There will be a lead time to enable businesses to prepare and the government will produce dedicated guidance. The likely implementation date will be 2025. Once in force, all qualifying public premises or public events will be required to register with the Regulator (details not yet available), who will monitor premises using investigatory powers. The Bill sets out enforcement measures for non-compliance and a range of civil sanctions available to the Regulator, including serving restriction and/or contravention notices on individuals. Failure to comply may result in fines (fixed penalty not exceeding £10,000 for standard duty premises but rising to the higher of £18m or 5% of global revenue for enhanced duty premises and qualifying events) or, in the case of enhanced duty premises or qualifying public events, criminal offences.  

Significantly, the Bill also provides that where a corporate entity commits an offence with the consent, connivance, or neglect of a senior corporate officer then that individual also faces criminal liability.

The draft Bill will now be scrutinised by Parliament and refined to strike the right balance between public protection and proportionality. Given that the cost to business is likely to be high, businesses should be considering to what extent their premises or events are captured by the legislation and prepare for the likely costs associated with compliance.

Our thinking

  • IBA Annual Conference 2023

    Charlotte Ford


  • Calculating Social Value in BTR

    Francis Ho


  • China Daily, and other titles, quote Silvia On on trends affecting Chinese HNWIs

    Silvia On

    In the Press

  • The Evening Standard quotes Rose Carey on the increase in visa fees

    Rose Carey

    In the Press

  • Updates and points to note in relation to buy-to-let residential properties

    Twiggy Ho


  • Felicity Chapman writes for Insider Media on alternatives to court for divorcing business owners

    Felicity Chapman

    In the Press

  • Investment Week quotes Julia Cox on the proposed scrapping of inheritance tax

    Julia Cox

    In the Press

  • Charles Russell Speechlys expands commercial offering with the appointment of Rebecca Steer

    Rebecca Steer


  • The Times quotes Gareth Mills on the CMA’s preliminary approval of the Activision Blizzard-Microsoft deal

    Gareth Mills

    In the Press

  • Heritage property and conditional exemption

    Sarah Wray

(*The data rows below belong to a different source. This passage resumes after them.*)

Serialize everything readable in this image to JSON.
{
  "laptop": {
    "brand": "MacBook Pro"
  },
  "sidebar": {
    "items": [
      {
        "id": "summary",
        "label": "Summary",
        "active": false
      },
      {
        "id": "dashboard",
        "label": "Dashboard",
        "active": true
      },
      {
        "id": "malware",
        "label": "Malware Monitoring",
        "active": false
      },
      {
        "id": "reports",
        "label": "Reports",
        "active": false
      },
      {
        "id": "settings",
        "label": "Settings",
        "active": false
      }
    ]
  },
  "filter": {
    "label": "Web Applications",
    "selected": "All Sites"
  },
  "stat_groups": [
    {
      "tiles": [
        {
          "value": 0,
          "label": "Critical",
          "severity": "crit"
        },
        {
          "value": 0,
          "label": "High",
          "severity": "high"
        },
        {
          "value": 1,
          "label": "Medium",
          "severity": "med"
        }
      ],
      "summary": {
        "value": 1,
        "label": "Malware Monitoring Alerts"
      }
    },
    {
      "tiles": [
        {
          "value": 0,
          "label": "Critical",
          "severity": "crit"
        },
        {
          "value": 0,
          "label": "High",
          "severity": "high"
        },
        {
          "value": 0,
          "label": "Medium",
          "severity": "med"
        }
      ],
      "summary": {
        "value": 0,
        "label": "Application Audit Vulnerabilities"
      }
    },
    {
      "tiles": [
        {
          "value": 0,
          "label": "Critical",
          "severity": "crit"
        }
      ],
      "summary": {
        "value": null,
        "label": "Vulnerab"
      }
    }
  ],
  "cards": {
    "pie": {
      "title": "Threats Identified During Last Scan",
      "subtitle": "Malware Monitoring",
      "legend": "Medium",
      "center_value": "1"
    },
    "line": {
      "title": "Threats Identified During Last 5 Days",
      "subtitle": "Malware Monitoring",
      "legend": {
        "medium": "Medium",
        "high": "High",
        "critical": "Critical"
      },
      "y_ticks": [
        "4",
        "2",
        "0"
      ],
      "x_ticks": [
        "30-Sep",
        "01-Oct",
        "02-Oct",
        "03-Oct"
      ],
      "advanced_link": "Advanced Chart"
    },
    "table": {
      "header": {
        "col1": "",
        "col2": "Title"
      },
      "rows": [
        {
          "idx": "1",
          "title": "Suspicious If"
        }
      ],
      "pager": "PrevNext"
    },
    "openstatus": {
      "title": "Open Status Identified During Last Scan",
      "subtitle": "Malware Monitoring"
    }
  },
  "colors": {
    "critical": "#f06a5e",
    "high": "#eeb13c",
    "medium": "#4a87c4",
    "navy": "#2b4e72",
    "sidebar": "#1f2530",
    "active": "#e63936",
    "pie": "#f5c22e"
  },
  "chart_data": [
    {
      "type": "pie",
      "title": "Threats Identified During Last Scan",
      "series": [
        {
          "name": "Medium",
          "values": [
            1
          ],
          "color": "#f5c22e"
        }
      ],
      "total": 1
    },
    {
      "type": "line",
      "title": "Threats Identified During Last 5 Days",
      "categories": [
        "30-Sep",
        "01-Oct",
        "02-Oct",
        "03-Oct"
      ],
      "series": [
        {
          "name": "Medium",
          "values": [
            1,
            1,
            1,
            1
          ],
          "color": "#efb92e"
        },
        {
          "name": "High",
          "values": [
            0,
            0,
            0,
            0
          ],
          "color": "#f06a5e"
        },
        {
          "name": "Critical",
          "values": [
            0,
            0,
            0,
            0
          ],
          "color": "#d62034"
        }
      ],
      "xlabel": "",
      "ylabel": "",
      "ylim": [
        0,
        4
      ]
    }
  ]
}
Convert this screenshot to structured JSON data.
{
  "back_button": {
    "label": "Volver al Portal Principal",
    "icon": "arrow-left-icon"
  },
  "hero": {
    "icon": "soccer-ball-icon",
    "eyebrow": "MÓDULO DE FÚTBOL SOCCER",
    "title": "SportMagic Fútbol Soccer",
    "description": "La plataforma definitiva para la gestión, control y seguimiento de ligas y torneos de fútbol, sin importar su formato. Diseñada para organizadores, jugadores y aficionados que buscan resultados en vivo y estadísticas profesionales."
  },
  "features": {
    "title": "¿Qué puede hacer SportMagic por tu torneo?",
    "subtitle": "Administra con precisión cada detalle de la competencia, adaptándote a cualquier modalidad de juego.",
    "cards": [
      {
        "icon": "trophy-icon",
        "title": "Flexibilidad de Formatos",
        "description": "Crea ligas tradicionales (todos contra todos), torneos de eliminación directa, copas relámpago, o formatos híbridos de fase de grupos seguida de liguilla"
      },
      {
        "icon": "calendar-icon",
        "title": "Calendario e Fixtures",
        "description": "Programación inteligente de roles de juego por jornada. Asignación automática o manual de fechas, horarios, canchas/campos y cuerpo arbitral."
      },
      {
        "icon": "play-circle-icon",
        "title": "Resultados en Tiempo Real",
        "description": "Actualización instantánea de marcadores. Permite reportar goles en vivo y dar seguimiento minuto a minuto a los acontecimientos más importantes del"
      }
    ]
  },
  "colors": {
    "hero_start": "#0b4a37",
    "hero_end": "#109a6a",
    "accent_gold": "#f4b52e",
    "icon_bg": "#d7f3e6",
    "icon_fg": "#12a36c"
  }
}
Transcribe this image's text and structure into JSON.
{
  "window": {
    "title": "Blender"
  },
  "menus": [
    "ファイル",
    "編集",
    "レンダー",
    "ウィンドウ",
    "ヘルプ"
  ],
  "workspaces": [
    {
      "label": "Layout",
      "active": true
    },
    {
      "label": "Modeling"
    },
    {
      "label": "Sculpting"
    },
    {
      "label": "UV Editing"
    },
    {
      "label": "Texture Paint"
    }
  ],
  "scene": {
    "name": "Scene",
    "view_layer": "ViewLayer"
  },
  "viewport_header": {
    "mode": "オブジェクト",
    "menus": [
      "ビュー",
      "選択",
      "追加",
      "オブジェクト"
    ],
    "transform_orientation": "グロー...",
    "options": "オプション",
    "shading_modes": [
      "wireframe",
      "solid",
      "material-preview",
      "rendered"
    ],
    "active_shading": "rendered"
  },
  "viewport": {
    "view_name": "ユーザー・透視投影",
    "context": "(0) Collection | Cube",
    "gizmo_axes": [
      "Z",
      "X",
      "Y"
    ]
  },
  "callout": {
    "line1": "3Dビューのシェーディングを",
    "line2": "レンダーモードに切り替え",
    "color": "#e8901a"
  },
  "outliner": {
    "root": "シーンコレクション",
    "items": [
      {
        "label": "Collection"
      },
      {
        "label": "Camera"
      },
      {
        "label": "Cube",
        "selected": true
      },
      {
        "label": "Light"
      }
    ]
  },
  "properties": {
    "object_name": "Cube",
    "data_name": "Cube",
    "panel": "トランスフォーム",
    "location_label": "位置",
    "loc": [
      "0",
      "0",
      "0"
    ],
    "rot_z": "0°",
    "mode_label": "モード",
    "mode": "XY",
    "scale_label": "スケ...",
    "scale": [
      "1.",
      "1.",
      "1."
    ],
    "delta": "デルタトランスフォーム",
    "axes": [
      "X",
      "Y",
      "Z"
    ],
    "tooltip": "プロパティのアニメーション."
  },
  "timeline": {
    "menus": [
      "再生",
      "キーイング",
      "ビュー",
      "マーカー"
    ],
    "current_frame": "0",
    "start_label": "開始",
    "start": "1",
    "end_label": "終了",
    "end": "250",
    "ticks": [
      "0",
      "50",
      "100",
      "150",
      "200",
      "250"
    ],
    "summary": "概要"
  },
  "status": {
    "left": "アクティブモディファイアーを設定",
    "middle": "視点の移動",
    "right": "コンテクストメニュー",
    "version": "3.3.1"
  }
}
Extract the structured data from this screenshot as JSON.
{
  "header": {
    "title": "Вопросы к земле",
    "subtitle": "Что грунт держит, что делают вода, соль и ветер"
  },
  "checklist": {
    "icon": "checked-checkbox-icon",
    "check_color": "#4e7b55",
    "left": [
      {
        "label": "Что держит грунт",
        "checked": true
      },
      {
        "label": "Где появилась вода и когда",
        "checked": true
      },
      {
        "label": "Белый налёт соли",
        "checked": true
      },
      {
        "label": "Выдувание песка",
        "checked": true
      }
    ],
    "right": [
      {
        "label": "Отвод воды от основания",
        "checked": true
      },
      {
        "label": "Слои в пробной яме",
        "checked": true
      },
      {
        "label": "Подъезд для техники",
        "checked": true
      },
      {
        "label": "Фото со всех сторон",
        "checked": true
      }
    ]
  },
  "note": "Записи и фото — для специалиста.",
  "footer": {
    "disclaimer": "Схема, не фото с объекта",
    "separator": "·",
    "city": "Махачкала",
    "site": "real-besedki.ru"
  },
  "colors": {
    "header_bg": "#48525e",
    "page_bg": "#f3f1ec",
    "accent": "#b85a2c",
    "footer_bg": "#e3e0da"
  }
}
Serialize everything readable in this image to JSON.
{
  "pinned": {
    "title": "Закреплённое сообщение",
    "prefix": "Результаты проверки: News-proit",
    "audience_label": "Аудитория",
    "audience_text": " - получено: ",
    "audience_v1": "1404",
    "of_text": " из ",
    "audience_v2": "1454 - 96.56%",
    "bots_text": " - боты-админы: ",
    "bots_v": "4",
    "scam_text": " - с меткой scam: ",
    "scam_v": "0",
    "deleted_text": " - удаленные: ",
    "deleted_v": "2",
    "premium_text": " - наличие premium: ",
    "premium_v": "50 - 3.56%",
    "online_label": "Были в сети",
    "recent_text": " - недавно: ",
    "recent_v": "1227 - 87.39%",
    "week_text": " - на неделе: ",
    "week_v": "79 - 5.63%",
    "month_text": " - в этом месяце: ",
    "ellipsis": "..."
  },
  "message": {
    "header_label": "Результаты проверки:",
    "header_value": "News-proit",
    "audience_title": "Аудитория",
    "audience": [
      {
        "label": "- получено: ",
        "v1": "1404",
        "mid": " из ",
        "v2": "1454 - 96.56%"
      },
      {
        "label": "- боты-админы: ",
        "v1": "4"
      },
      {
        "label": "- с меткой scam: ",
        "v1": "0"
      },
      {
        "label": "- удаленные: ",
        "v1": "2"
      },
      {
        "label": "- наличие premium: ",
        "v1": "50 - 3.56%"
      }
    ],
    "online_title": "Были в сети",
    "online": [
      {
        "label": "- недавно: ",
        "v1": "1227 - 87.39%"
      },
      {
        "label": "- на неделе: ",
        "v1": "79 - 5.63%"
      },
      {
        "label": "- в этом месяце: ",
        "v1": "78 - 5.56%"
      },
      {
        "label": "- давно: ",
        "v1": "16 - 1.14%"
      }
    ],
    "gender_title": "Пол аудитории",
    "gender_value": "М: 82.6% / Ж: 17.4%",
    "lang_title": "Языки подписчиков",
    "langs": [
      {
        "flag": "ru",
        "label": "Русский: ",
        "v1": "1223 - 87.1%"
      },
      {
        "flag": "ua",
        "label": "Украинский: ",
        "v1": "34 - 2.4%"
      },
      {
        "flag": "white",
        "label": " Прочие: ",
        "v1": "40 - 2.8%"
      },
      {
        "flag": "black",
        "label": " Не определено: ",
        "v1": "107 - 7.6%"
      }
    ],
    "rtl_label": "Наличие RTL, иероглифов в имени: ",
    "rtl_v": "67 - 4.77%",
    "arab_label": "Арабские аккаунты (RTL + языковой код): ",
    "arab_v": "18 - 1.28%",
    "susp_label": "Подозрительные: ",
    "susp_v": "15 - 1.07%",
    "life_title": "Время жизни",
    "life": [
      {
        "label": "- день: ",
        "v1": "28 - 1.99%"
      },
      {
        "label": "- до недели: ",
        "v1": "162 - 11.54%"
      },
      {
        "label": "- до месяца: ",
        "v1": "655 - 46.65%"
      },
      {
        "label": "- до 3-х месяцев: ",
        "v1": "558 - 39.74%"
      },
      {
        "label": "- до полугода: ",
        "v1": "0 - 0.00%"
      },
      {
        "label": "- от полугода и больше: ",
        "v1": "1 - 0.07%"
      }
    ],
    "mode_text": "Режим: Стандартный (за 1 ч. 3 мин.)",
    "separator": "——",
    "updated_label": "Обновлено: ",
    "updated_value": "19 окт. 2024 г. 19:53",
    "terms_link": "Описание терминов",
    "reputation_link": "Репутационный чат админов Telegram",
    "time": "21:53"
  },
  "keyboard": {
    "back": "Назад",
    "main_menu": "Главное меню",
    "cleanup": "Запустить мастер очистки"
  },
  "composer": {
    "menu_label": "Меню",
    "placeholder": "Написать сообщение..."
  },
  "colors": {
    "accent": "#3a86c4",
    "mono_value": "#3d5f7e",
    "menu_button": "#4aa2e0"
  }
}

  • The Financial Times quotes Emma Humphreys on UK rental costs

    Emma Humphreys

    In the Press

  • Stamp Duty Refund - New Impetus To Eligible Incoming Talents

    Ian Devereux


  • City AM quotes Gareth Mills on the CMA’s new set of principles for regulating AI

    Gareth Mills

    In the Press

  • Hamish Perry and Mike Barrington write for The Evening Standard on whether a merger between the CBI and Make UK can work

    Hamish Perry

    In the Press

  • Silicon quotes Gareth Mills on the UK consumer lawsuit against Google

    Gareth Mills

    In the Press

  • Common construction claims in Bahrain

    Mazin Al Mardhi


  • Property Week quotes Louise Ward on the additional support required by aspiring UK life sciences operators

    Louise Ward

    In the Press

  • Sarah Higgins and David Wells-Cole write for Wealth Briefing on the pitfalls of using unregulated legal services

    Sarah Higgins

    In the Press

  • Charles Russell Speechlys’ UK offices receive environmental certification

    Kerry Stares


  • Case analysis: URS Corporation Ltd V BDW Trading Ltd

    James Worthington


Back to top